A discussion with a neighbor over the weekend has inspired me to write a series of posts this summer on The Urban Gardener. My version of the Urban Gardener is
- someone who lives in the city or the burbs and has a few square feet of lawn
- loves the idea of a pretty garden but does not have a lot of time to make it happen
- does not want to use chemicals to deal with critters or otherwise
So what is one to do when all the snow is gone and so is all the grass? All that is left is a huge patch of dirt. The neighbors down the street have the same problem. The culprit is a little four letter word, “grub”.
A grub is the larvae of a beetle that feeds on grass roots. If there are more than 5 grubs per square meter then you have a problem. So what does a grub look like? If you are not squeamish then take a peek.
How can such a little creature destroy a whole lawn? Well in order to understand this you need to know the life cycle of the grub.
Let’s start with spring, the larvae feed on the roots of grass from mid-March to mid-May. Then comes the pupae stage and finally the Beetle emerges in mid-June and mate over a period of two weeks. They then lay their eggs in the soil. The eggs hatch and the grubs start to feed on the roots of the grass in late July to August. The grubs will burrow below the frost line in the fall however if it’s a warm winter or there is a thaw they will start to feed again.
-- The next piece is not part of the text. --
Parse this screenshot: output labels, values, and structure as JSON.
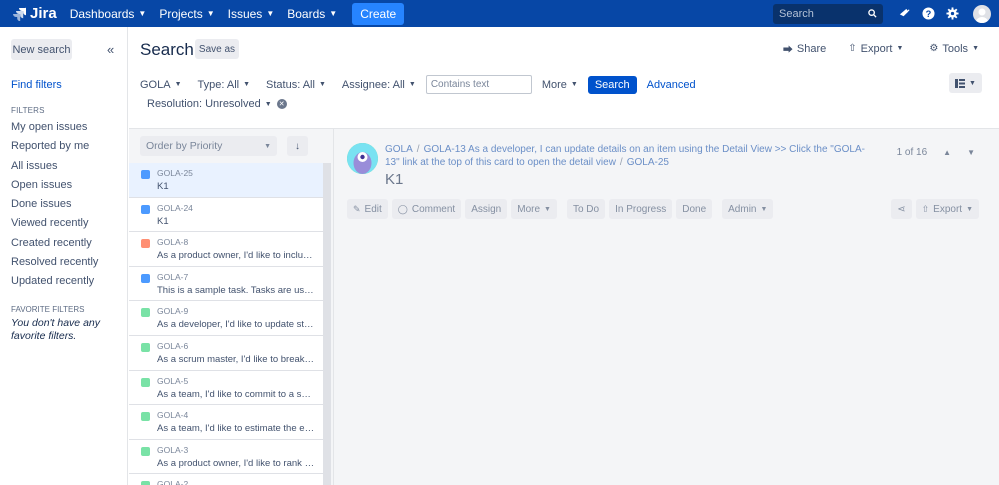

Sometimes you will see a little hole in the grass, like someone has been digging, this is just another animal e.g a skunk, digging for food, r.e. grubs.